  • There is a reference to Mars in David Bowie's single "Life on Mars?" (1973) also released on the album Hunky Dory (1971) which has been described as having 'one of the strangest lyrics ever'.[15] The chorus contains the lyrics "Oh man! Wonder if he'll ever know/He's in the best selling show/Is there life on Mars" and was summed up by Bowie as being 'a sensitive young girl's reaction to the media'. It has been described as Bowie's signature song.[16] In June 2015 it ranked as no. 1 in The Daily Telegraph's "100 greatest songs of all time" by Neil McCormick.[17]

Martians in fiction

The Martian is a favorite character of classical science fiction; he was frequently found away from his home planet, often invading Earth, but sometimes simply a lonely character representing alienness from his surroundings. Martians, other than human beings transplanted to Mars, became rare in fiction after Mariner, except in exercises of deliberate nostalgia – more frequently in some genres, such as comics and animation, than in written literature.

See also


  1. ^ Hendrix, Howard V et al. Visions of Mars: Essays on the Red Plant in Fiction and Science. McFarland & Co./2011.pg17
  2. ^ Xenology: An Introduction to the Scientific Study of Extraterrestrial Life, Intelligence, and Civilization – Science and Science Fiction
  3. ^ Johnson, Ian (26 August 2013). "China: When the Cats Rule". New York Review of Books. Retrieved 9 January 2019.
  4. ^ Avatar (2009 film)#Plot
  5. ^ "Archived copy". Archived from the original on 23 February 2005. Retrieved 6 January 2006.CS1 maint: archived copy as title (link)
  6. ^
  7. ^ Ley, Willy (April 1966). "The Re-Designed Solar System". For Your Information. Galaxy Science Fiction. pp. 126–136.
  8. ^ Sagan, Carl (28 May 1978). "Growing up with Science Fiction". The New York Times. p. SM7. ISSN 0362-4331. Retrieved 12 December 2018.
  9. ^ Parise, Tim (2013). Hyperdrive. The Maui Company. pp. 160–172. ISBN 9781300635550. Retrieved 16 September 2015.
  10. ^ "Rita Carla Francesca Monticelli, Deserto Rosso". Tom's Hardware (in Italian). Retrieved 11 October 2016.
  11. ^ Uremovich, Christopher (2017). Fable Hill. pp. 160–172. ISBN 978-1973192626.
  12. ^ "Not A Blog: Martians, Come Back". 24 August 2012. Archived from the original on 24 April 2015. Retrieved 26 September 2014.
  13. ^ DeNardo, John (14 February 2013). "TOC: Old Mars Edited by George R.R. Martin and Gardner Dozois". SF Signal. Retrieved 26 September 2014.
  14. ^ "Outerra – 2013 Retrospective, 2014 Look Ahead". Outerra Blog. Retrieved 27 February 2015.
  15. ^ name="soldonsong"
  16. ^ Nissim, Mayer (11 January 2016). "David Bowie 1947–2016: 'Life on Mars' is named Bowie's greatest ever song in reader poll". Digital Spy. Retrieved 23 January 2016.
  17. ^ Link to the List of 100 Greatest Songs by Neil McCormick.100 Greatest Songs of All Time: 25 – 1

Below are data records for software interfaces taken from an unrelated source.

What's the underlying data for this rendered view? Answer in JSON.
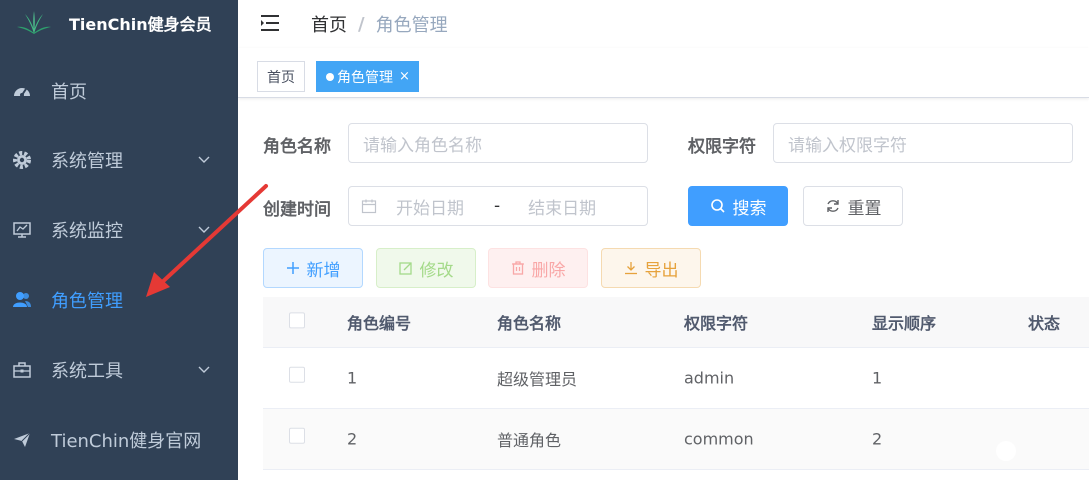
{
  "app": {
    "title": "TienChin健身会员"
  },
  "sidebar": {
    "items": [
      {
        "label": "首页",
        "icon": "dashboard-icon",
        "has_submenu": false,
        "active": false
      },
      {
        "label": "系统管理",
        "icon": "gear-icon",
        "has_submenu": true,
        "active": false
      },
      {
        "label": "系统监控",
        "icon": "monitor-icon",
        "has_submenu": true,
        "active": false
      },
      {
        "label": "角色管理",
        "icon": "users-icon",
        "has_submenu": false,
        "active": true
      },
      {
        "label": "系统工具",
        "icon": "toolbox-icon",
        "has_submenu": true,
        "active": false
      },
      {
        "label": "TienChin健身官网",
        "icon": "send-icon",
        "has_submenu": false,
        "active": false
      }
    ]
  },
  "breadcrumb": {
    "home": "首页",
    "separator": "/",
    "current": "角色管理"
  },
  "tags": [
    {
      "label": "首页",
      "active": false
    },
    {
      "label": "角色管理",
      "active": true,
      "close": "×"
    }
  ],
  "search": {
    "role_name_label": "角色名称",
    "role_name_placeholder": "请输入角色名称",
    "role_key_label": "权限字符",
    "role_key_placeholder": "请输入权限字符",
    "create_time_label": "创建时间",
    "start_placeholder": "开始日期",
    "range_sep": "-",
    "end_placeholder": "结束日期",
    "search_button": "搜索",
    "reset_button": "重置"
  },
  "toolbar": {
    "add": "新增",
    "edit": "修改",
    "delete": "删除",
    "export": "导出"
  },
  "table": {
    "headers": [
      "角色编号",
      "角色名称",
      "权限字符",
      "显示顺序",
      "状态"
    ],
    "rows": [
      {
        "id": "1",
        "name": "超级管理员",
        "key": "admin",
        "sort": "1",
        "status": true
      },
      {
        "id": "2",
        "name": "普通角色",
        "key": "common",
        "sort": "2",
        "status": true
      }
    ]
  },
  "colors": {
    "sidebar_bg": "#304156",
    "primary": "#409eff",
    "annotation_arrow": "#e53935"
  }
}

External links

  • A Hundred Years Retrospective of French Science Fiction about Mars